The Equal Pay Act of 1963 requires employers to pay women and men who do the same job, or a similar job, under the same working conditions, and requiring the same skills, the same pay (Fay and Risher, 2000). Title VII of the Civil Rights Act of 1964 and the New Civil Rights Act of 1991 require employers to be fair (non-discriminatory) in all employment decisions (Graham et al., 2000). This includes gender, as well as other protected characteristics (Graham et al, 2000). Since the original act was passed, women have made some progress towards equality in employment compensation but not enough. According to Turnasella (1999) and Fay and Risher (2000), there is still a 25% gender gap in employment compensation. Research has shown that despite improvements in women's wages, due to relative improvements in education and work experience (O'Neill, 1985; Wellington, 1993; Lewis, 1998), the wage gap has remained at the same percentage since 1993 (Turnasella, 1999).
Since the seminal work of Becker in 1957, there have been many studies evaluating gender differences in employment compensation (Graham et al, 2000). Despite efforts to identify the factors that contribute to the differences in employee compensation and the enactment of legislation aimed at forcing organizations to close the gender gap, such a gap still exists. Because this gap persists there is a movement by the federal government to force federal contractors to narrow the gender gap in employment compensation. This has provided organizations with the incentive to perform internal audits to determine if the gap exists within their organization (Adams, 1999). Many times, if the government carries out an audit that results in evidence of gender discrimination in employment compensation, the federal contractors are required to pay large settlements which include back pay as well as other damages (Adams, 1999).
Despite the financial liability that companies face for differential treatment of workers because of gender, the literature suggests that gender discrimination in employment compensation will continue to be an active issue (Graham et al, 2000). Winter-Ebmer (1995) notes that in product markets with imperfect competition, employers with an inclination towards discrimination will still survive. Brady (1988) noted that the law allows companies to justify unequal pay depending on the circumstances. For example, a pay disparity may be legal if it is based on seniority, merit or the productivity of the employee. Additionally, if the job requires employees to lift or move heavy objects, then a pay differential may be justified (Brady, 1998). However, not all organizations have been successful in dealing with gender discrimination in employment compensation. To prove a violation of the Equal Pay Act, an employee must demonstrate that males and females working for the same organization and in the same or a very simila r position are paid different wages based on the gender of the employee.

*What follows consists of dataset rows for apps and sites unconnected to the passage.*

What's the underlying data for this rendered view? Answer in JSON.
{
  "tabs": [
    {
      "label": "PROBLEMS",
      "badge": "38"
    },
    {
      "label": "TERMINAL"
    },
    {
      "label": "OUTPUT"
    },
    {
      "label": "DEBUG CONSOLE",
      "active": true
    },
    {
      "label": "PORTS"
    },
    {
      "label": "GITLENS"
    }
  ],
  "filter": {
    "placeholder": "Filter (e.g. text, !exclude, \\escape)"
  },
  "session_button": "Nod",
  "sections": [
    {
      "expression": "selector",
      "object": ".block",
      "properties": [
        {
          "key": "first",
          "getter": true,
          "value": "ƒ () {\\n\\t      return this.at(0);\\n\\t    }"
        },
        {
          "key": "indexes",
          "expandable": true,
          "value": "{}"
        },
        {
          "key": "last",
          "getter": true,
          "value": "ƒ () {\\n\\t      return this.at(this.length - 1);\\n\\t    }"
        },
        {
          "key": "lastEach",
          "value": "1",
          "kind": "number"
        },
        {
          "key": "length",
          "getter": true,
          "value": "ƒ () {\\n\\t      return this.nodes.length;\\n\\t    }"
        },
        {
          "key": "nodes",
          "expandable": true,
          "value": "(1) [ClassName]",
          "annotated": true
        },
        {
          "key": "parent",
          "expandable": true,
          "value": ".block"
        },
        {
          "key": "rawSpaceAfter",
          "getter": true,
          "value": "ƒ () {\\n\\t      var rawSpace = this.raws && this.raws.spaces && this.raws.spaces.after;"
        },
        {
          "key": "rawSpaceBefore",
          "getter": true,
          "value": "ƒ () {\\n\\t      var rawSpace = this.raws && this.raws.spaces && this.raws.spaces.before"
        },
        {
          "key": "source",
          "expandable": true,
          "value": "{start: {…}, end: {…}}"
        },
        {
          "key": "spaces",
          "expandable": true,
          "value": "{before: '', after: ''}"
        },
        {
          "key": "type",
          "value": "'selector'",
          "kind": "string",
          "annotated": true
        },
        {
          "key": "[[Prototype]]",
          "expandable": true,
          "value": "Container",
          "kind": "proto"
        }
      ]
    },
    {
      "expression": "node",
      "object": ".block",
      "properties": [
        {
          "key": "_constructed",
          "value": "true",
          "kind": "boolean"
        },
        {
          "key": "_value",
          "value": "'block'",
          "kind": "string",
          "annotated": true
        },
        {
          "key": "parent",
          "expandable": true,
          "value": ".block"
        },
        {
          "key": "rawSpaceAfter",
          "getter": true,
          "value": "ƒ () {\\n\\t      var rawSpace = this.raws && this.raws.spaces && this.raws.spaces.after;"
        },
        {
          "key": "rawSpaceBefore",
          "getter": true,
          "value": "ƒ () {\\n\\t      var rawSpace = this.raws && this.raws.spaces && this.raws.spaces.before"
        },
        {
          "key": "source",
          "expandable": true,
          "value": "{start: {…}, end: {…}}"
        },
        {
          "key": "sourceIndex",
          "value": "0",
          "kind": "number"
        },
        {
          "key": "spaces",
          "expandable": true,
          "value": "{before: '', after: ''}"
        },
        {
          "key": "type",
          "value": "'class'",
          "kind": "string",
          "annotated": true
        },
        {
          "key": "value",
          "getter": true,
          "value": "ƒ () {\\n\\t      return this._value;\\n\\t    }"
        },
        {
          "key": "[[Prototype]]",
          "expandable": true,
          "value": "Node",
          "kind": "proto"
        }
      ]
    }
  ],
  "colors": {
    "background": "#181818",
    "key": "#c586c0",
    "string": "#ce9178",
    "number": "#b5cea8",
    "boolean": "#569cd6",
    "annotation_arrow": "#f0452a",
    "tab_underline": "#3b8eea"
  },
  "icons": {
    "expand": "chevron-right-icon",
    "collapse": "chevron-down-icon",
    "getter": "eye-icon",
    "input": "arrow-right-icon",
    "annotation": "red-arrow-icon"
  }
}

Ashraf (1996) studied the earnings differential in academia, due to gender and race, over a period of two decades. This study found that the racial gap in earnings narrowed considerably more than the gender gap in earnings over the same period. Results from a regression analysis of these earnings revealed that the discriminatory component of the earnings differential between male and female university faculty fell between 1969 and 1984, but rose thereafter. Ashraf (1996) also found that a male-female earnings gap still existed, primarily in the higher academic ranks.
For more than twenty years, United States courts have been admitting statistical evidence in employment discrimination cases. Since then, there has been a plethora of research papers addressing the advantages and drawbacks in the use of various statistical procedures in such cases (Ash, 1986; Barnett, 1982; Barrett and Doverspike, 1989; Green and Ferber, 1984; Goldberger, 1984; Robinson, 1993; Schafer, 1987). …